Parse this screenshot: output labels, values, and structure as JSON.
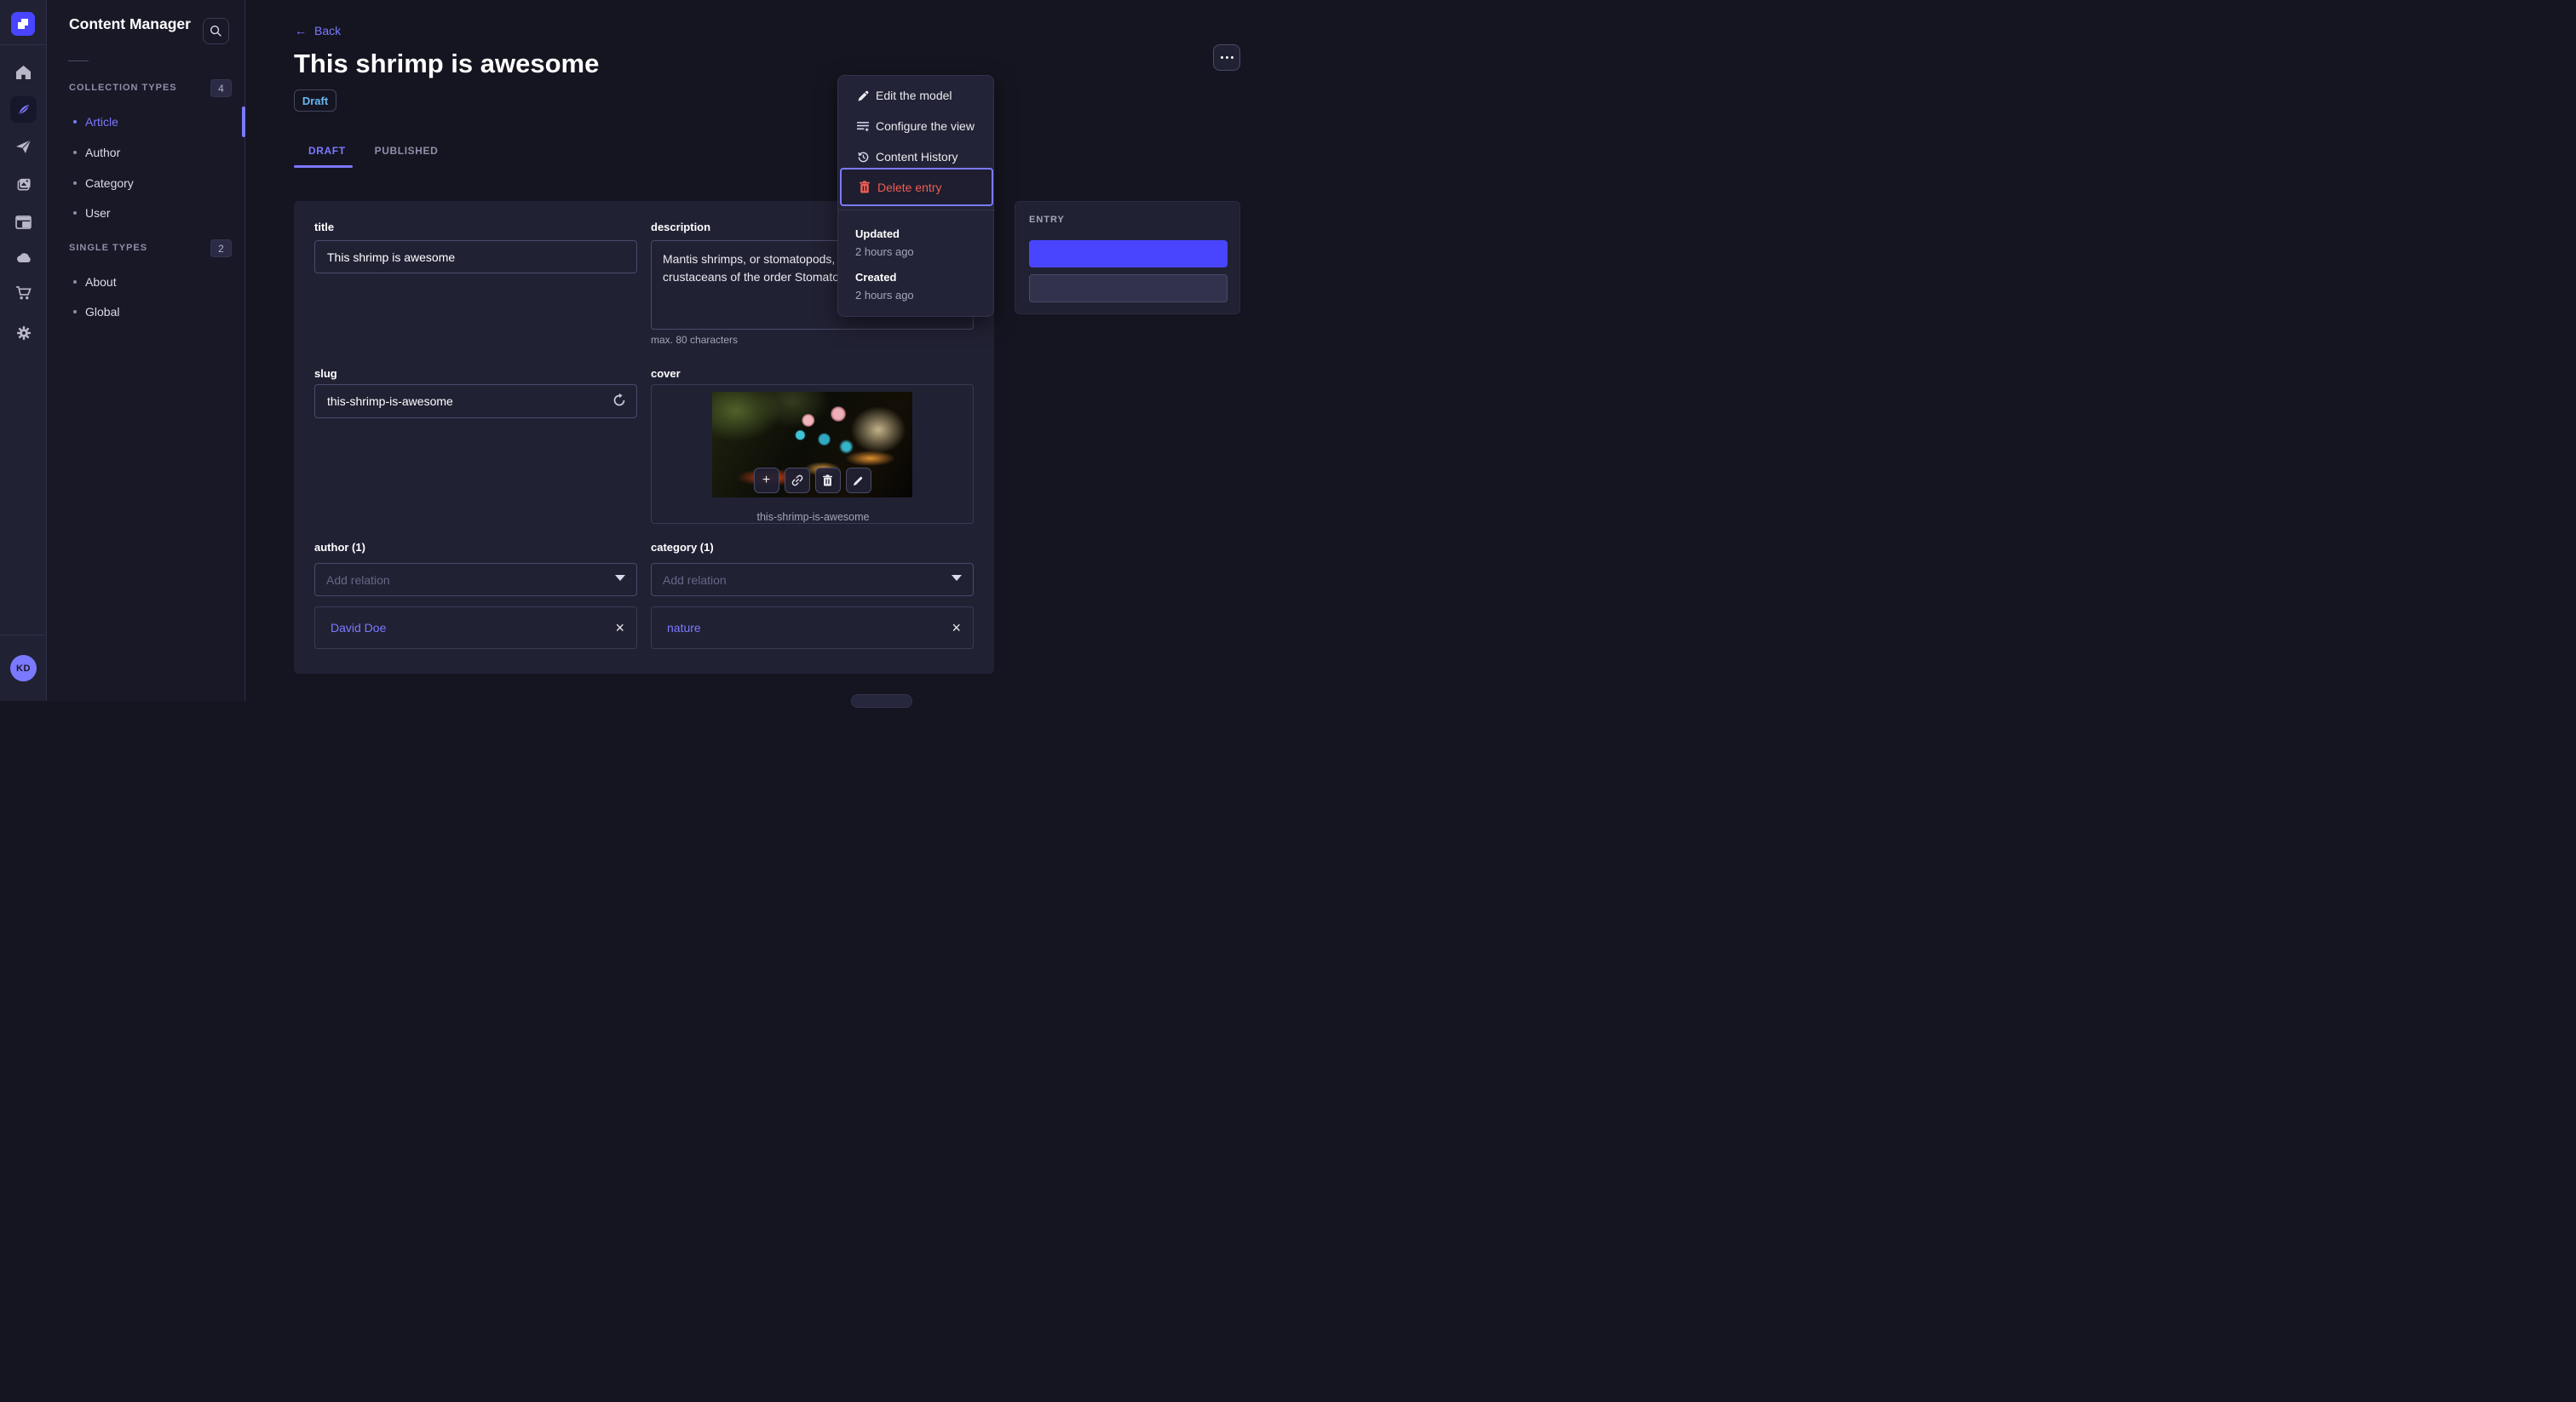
{
  "colors": {
    "accent": "#4945ff",
    "primary_light": "#7b79ff",
    "danger": "#ee5e52",
    "draft_blue": "#66b7f1",
    "panel_bg": "#212134",
    "content_bg": "#151521"
  },
  "main_nav": {
    "avatar_initials": "KD",
    "items": [
      {
        "icon": "home-icon"
      },
      {
        "icon": "feather-icon",
        "active": true
      },
      {
        "icon": "send-icon"
      },
      {
        "icon": "media-library-icon"
      },
      {
        "icon": "layout-builder-icon"
      },
      {
        "icon": "cloud-icon"
      },
      {
        "icon": "marketplace-cart-icon"
      },
      {
        "icon": "settings-gear-icon"
      }
    ]
  },
  "subnav": {
    "title": "Content Manager",
    "search_icon": "magnifier",
    "sections": [
      {
        "label": "COLLECTION TYPES",
        "count": "4",
        "items": [
          {
            "label": "Article",
            "active": true
          },
          {
            "label": "Author"
          },
          {
            "label": "Category"
          },
          {
            "label": "User"
          }
        ]
      },
      {
        "label": "SINGLE TYPES",
        "count": "2",
        "items": [
          {
            "label": "About"
          },
          {
            "label": "Global"
          }
        ]
      }
    ]
  },
  "header": {
    "back_label": "Back",
    "back_arrow": "←",
    "title": "This shrimp is awesome",
    "status": "Draft",
    "tabs": [
      {
        "label": "DRAFT",
        "active": true
      },
      {
        "label": "PUBLISHED"
      }
    ]
  },
  "form": {
    "title_field": {
      "label": "title",
      "value": "This shrimp is awesome"
    },
    "description_field": {
      "label": "description",
      "value": "Mantis shrimps, or stomatopods, are marine crustaceans of the order Stomatopoda.",
      "hint": "max. 80 characters"
    },
    "slug_field": {
      "label": "slug",
      "value": "this-shrimp-is-awesome",
      "action_icon": "regenerate-icon"
    },
    "cover_field": {
      "label": "cover",
      "filename": "this-shrimp-is-awesome",
      "action_icons": [
        "add-icon",
        "link-icon",
        "trash-icon",
        "edit-pencil-icon"
      ],
      "add_glyph": "+"
    },
    "author_field": {
      "label": "author (1)",
      "placeholder": "Add relation",
      "relation": "David Doe",
      "remove_glyph": "×"
    },
    "category_field": {
      "label": "category (1)",
      "placeholder": "Add relation",
      "relation": "nature",
      "remove_glyph": "×"
    }
  },
  "entry_panel": {
    "label": "ENTRY"
  },
  "context_menu": {
    "items": [
      {
        "label": "Edit the model",
        "icon": "pencil-icon"
      },
      {
        "label": "Configure the view",
        "icon": "configure-list-icon"
      },
      {
        "label": "Content History",
        "icon": "history-clock-icon"
      },
      {
        "label": "Delete entry",
        "icon": "trash-icon",
        "danger": true,
        "highlighted": true
      }
    ],
    "meta": [
      {
        "label": "Updated",
        "value": "2 hours ago"
      },
      {
        "label": "Created",
        "value": "2 hours ago"
      }
    ]
  }
}
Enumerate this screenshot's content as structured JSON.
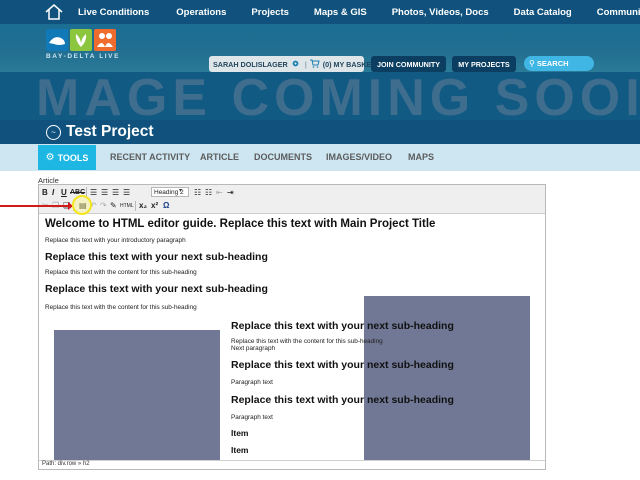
{
  "topnav": {
    "home_icon": "home-icon",
    "items": [
      "Live Conditions",
      "Operations",
      "Projects",
      "Maps & GIS",
      "Photos, Videos, Docs",
      "Data Catalog",
      "Community"
    ]
  },
  "header": {
    "logo_text": "BAY-DELTA LIVE",
    "user_name": "SARAH DOLISLAGER",
    "basket": "(0) MY BASKET",
    "join": "JOIN COMMUNITY",
    "my_projects": "MY PROJECTS",
    "search_placeholder": "SEARCH",
    "icons": [
      "back-arrow-icon",
      "refresh-icon",
      "menu-icon"
    ]
  },
  "banner": {
    "text": "MAGE COMING SOOI"
  },
  "project": {
    "title": "Test Project"
  },
  "tabs": {
    "tools": "TOOLS",
    "items": [
      "RECENT ACTIVITY",
      "ARTICLE",
      "DOCUMENTS",
      "IMAGES/VIDEO",
      "MAPS"
    ]
  },
  "editor": {
    "label": "Article",
    "format_value": "Heading 2",
    "h1": "Welcome to HTML editor guide. Replace this text with Main Project Title",
    "p_intro": "Replace this text with your introductory paragraph",
    "h2": "Replace this text with your next sub-heading",
    "p_sub": "Replace this text with the content for this sub-heading",
    "next_paragraph": "Next paragraph",
    "paragraph_text": "Paragraph text",
    "item": "Item",
    "path": "Path: div.row » h2"
  },
  "colors": {
    "nav_bg": "#10527d",
    "tab_active": "#1eb7e3",
    "tab_bar": "#cde6f1",
    "image_placeholder": "#717895",
    "annotation_arrow": "#d11a1a",
    "annotation_circle": "#f4e61b"
  }
}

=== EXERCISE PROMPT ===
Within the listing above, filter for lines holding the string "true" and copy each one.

=== WRITTEN ANSWER ===
        "active": true
            "active": true
        "active": true
        "danger": true,
        "highlighted": true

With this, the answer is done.